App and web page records
----------

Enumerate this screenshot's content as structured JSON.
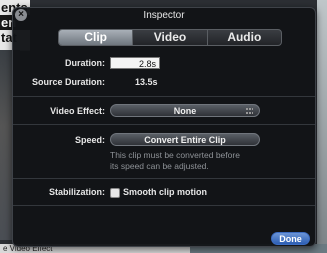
{
  "background": {
    "top_fragment_lines": [
      "ents",
      "en",
      "tat"
    ],
    "bottom_fragment": "e Video Effect"
  },
  "inspector": {
    "title": "Inspector",
    "tabs": [
      {
        "label": "Clip",
        "active": true
      },
      {
        "label": "Video",
        "active": false
      },
      {
        "label": "Audio",
        "active": false
      }
    ],
    "duration_label": "Duration:",
    "duration_value": "2.8s",
    "source_duration_label": "Source Duration:",
    "source_duration_value": "13.5s",
    "video_effect_label": "Video Effect:",
    "video_effect_value": "None",
    "speed_label": "Speed:",
    "convert_button": "Convert Entire Clip",
    "speed_help_line1": "This clip must be converted before",
    "speed_help_line2": "its speed can be adjusted.",
    "stabilization_label": "Stabilization:",
    "stabilization_option": "Smooth clip motion",
    "stabilization_checked": false,
    "done_button": "Done"
  },
  "colors": {
    "panel_bg": "#121417",
    "done_accent": "#2d5fb4",
    "active_tab": "#8e959d"
  }
}
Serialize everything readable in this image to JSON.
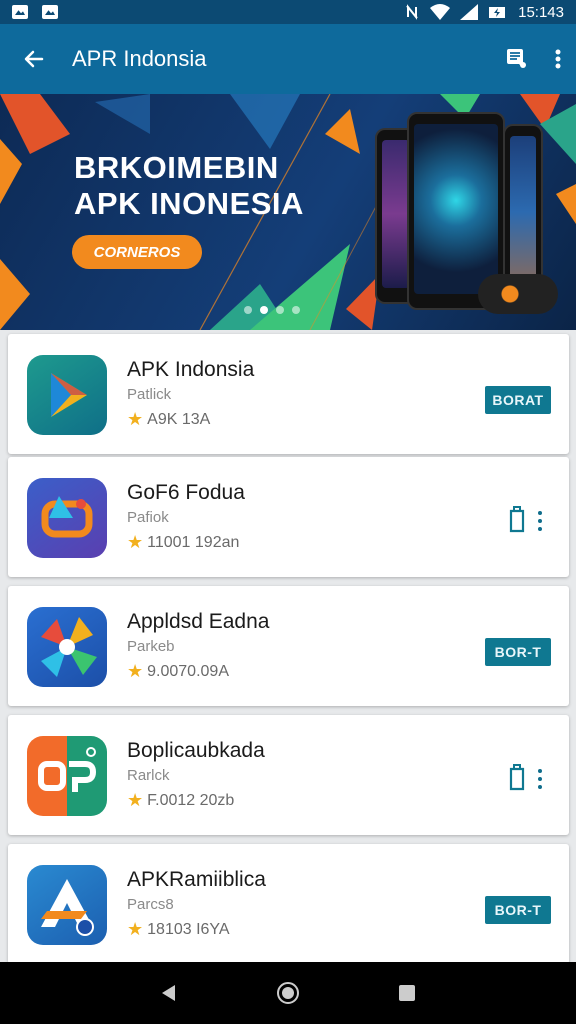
{
  "status_bar": {
    "time": "15:143"
  },
  "app_bar": {
    "title": "APR Indonsia"
  },
  "banner": {
    "headline_line1": "BRKOIMEBIN",
    "headline_line2": "APK INONESIA",
    "cta_label": "CORNEROS",
    "active_slide": 2,
    "slide_count": 4
  },
  "apps": [
    {
      "name": "APK Indonsia",
      "developer": "Patlick",
      "rating": "A9K 13A",
      "action": "install",
      "action_label": "BORAT",
      "icon": "play-triangle-icon"
    },
    {
      "name": "GoF6 Fodua",
      "developer": "Pafiok",
      "rating": "11001 192an",
      "action": "download",
      "action_label": "",
      "icon": "shapes-icon"
    },
    {
      "name": "Appldsd Eadna",
      "developer": "Parkeb",
      "rating": "9.0070.09A",
      "action": "install",
      "action_label": "BOR-T",
      "icon": "pinwheel-icon"
    },
    {
      "name": "Boplicaubkada",
      "developer": "Rarlck",
      "rating": "F.0012 20zb",
      "action": "download",
      "action_label": "",
      "icon": "op-logo-icon"
    },
    {
      "name": "APKRamiiblica",
      "developer": "Parcs8",
      "rating": "18103 I6YA",
      "action": "install",
      "action_label": "BOR-T",
      "icon": "arrow-a-icon"
    }
  ],
  "colors": {
    "app_bar": "#0e6a9c",
    "status_bar": "#0c4a73",
    "accent_orange": "#f28a1e",
    "install_button": "#0f7891",
    "star": "#f2b01e"
  }
}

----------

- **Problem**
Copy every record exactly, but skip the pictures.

- **Exercise response**
Enumerate this screenshot's content as structured JSON.
{
  "background": {
    "top_fragment_lines": [
      "ents",
      "en",
      "tat"
    ],
    "bottom_fragment": "e Video Effect"
  },
  "inspector": {
    "title": "Inspector",
    "tabs": [
      {
        "label": "Clip",
        "active": true
      },
      {
        "label": "Video",
        "active": false
      },
      {
        "label": "Audio",
        "active": false
      }
    ],
    "duration_label": "Duration:",
    "duration_value": "2.8s",
    "source_duration_label": "Source Duration:",
    "source_duration_value": "13.5s",
    "video_effect_label": "Video Effect:",
    "video_effect_value": "None",
    "speed_label": "Speed:",
    "convert_button": "Convert Entire Clip",
    "speed_help_line1": "This clip must be converted before",
    "speed_help_line2": "its speed can be adjusted.",
    "stabilization_label": "Stabilization:",
    "stabilization_option": "Smooth clip motion",
    "stabilization_checked": false,
    "done_button": "Done"
  },
  "colors": {
    "panel_bg": "#121417",
    "done_accent": "#2d5fb4",
    "active_tab": "#8e959d"
  }
}
Serialize everything readable in this image to JSON.
{
  "status_bar": {
    "time": "15:143"
  },
  "app_bar": {
    "title": "APR Indonsia"
  },
  "banner": {
    "headline_line1": "BRKOIMEBIN",
    "headline_line2": "APK INONESIA",
    "cta_label": "CORNEROS",
    "active_slide": 2,
    "slide_count": 4
  },
  "apps": [
    {
      "name": "APK Indonsia",
      "developer": "Patlick",
      "rating": "A9K 13A",
      "action": "install",
      "action_label": "BORAT",
      "icon": "play-triangle-icon"
    },
    {
      "name": "GoF6 Fodua",
      "developer": "Pafiok",
      "rating": "11001 192an",
      "action": "download",
      "action_label": "",
      "icon": "shapes-icon"
    },
    {
      "name": "Appldsd Eadna",
      "developer": "Parkeb",
      "rating": "9.0070.09A",
      "action": "install",
      "action_label": "BOR-T",
      "icon": "pinwheel-icon"
    },
    {
      "name": "Boplicaubkada",
      "developer": "Rarlck",
      "rating": "F.0012 20zb",
      "action": "download",
      "action_label": "",
      "icon": "op-logo-icon"
    },
    {
      "name": "APKRamiiblica",
      "developer": "Parcs8",
      "rating": "18103 I6YA",
      "action": "install",
      "action_label": "BOR-T",
      "icon": "arrow-a-icon"
    }
  ],
  "colors": {
    "app_bar": "#0e6a9c",
    "status_bar": "#0c4a73",
    "accent_orange": "#f28a1e",
    "install_button": "#0f7891",
    "star": "#f2b01e"
  }
}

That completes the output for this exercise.